People in my village now think it’s okay to want their daughters admitted into a good college in another place. They tell my parents, Savita can go so far away, to other countries, other states, why can’t we send our daughters to another district?
There was a time Punia dreaded being the goalkeeper because she’d have to lug the heavy equipment across state transport buses, and wear it for a match during the summer heat. Now she’s the main choice goalkeeper, the team’s vice-captain, and one of the heroes of Monday’s quarter-final. Punia was encouraged to play hockey by her grandfather, but it wasn’t till her father spent a huge sum of money on a new kit that she started to take the game seriously. She grew in stature just as the women’s team started to improve rapidly, picking up two medals at consecutive Asian Games.
Namita Toppo (Midfielder)
I never think a match is over until the hooter blows. We may have a hard time, or bad luck, but until that hooter, it’s not over.
Lilima Minz (Midfielder)
We were in school and we had no direction, how far would we study, what we would do. In the village it was believed that girls should live like girls. Itna upar jaana nahin chahiye (You shouldn’t be climbing so high.) We had no national-level hockey player. I was the one who started it. Every year, now, people try to put their kids into the hostel.
Reena Khokhar (Defender)
I’m from Chandigarh, a city; a lot of the girls are from small towns and villages but we are a team. We know that it’s not a good thing to tease others for what you see as their weakness – ‘Oh, you don’t know English’, like that. That’s not a good sign for a team if you start to tease others, pounce on their weaknesses. It is our job to help and, if we do, the team will only grow.
Rajani Etimarpu (Reserve goalkeeper)
For girls like me, 4-5 years ago when people asked my family, ‘when will Rajni marry?’, my parents said that she’s playing well.

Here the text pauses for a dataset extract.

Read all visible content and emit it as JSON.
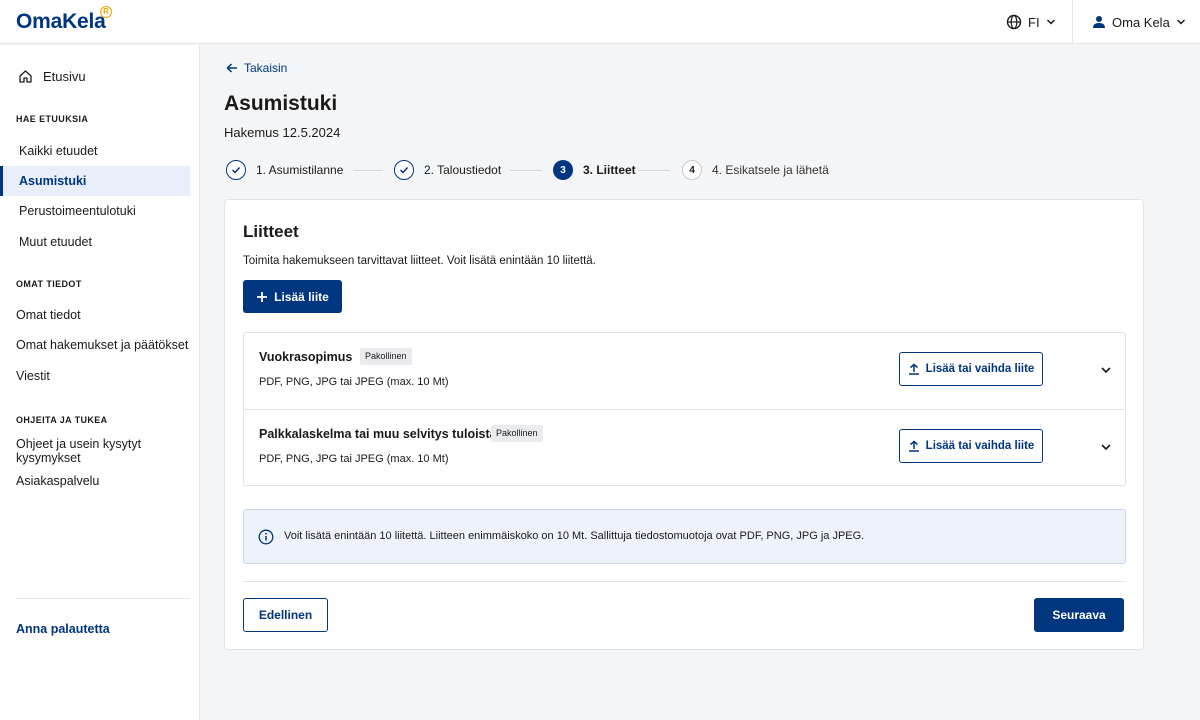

Now nobody asks, they see that I’m doing well, my name is in the paper, they don’t ask. Wherever they go now, people respect my parents and it makes me very happy.
courtesy IE and ESPN